I’ll never forget it. I was walking down the hallway, heading back on stage at one of my events and my cell phone vibrates. I’m receiving a text from an east coast family member asking me to call right away. There are 95 people waiting for me to come back into the room and we’ve got a tight schedule. My team will never forgive me if I make us late and I want to respect my audience.
I’ve got to make a decision fast. I choose to wait until the next break (which is 90 minutes away) to phone home. Yet, that doesn’t make the stressful feelings go away. I feel anxious, worried, curious and out of focus with the next segment of my event presentation.
I needed to get back to feeling centered and shift my focus from worrying about what’s happening at home to being present to the room… and fast.
That’s not the first time I had to shift my emotions quickly and it certainly won’t be the last. Running a business is almost an invitation for stress and sometimes it shows up on the invitation at the most inconvenient moments.
When is the last time you had an emotional experience that felt intensely stressful and you have to “perform” anyway? It’s tough to operate at peak performance at those times. In those stressful moments, it’s easy to become fused with the thoughts running through your mind and hooked by your emotions.
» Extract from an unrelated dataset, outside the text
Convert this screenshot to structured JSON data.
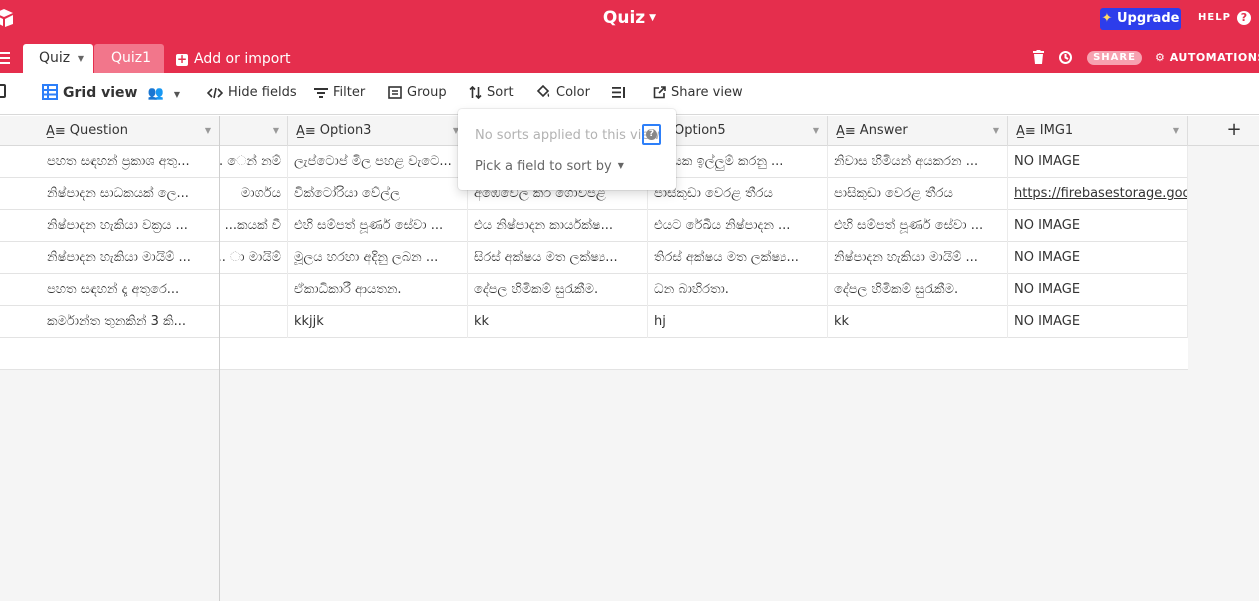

Thoughts like, “I’ve got to get a grip,” “I’m really going to mess this up,” “I feel so stressed out,” “This is going to be really bad” race through your mind.
Guess what? It’s normal to feel a burst of stressful feelings, when you are, well… STRESSED. This is your brain and body’s natural response to a perceived stressor. It’s also normal for that stress to reach its peak and then fade away. Yet, that doesn’t usually happen in perfect timing, and especially when you’ve got to take the stage or meet with an important client, or some other activity that requires your immediate focus.
Shifting away from the emotions of stress and coming back to feeling centered is somewhat counter-intuitive. It’s not about focusing on what’s going on in your head as much as it’s about getting OUT of your head and more into your present experience. Essentially allowing the scary thoughts and stressful feelings to just continue passing on by. In doing so, you allow them to simply “be there” without giving them power over you.
And, it’s important to remember that when you choose to shift away from something that is causing you stress, that you will want to revisit the situation at a later time to make important choices. In my case above, I did call home on the next break and was able to calmly discuss the situation with my family member. Together, we made some thought-out decisions and later that week we were able to reconvene to map out a plan for the family situation that we were faced with.
Being able to quickly ground yourself during any sudden stressful situation is easier when you’ve formed a habit of connecting with the present moment and the “YOU” within you that is your life force. Try the 7 minute centering meditation in the “experiment” section below for several days in a row, and continue the practice as a regular routine if you find that it deeply resonates for you. Doing this will enable you to quickly shift from stress and worry when the situation calls for it.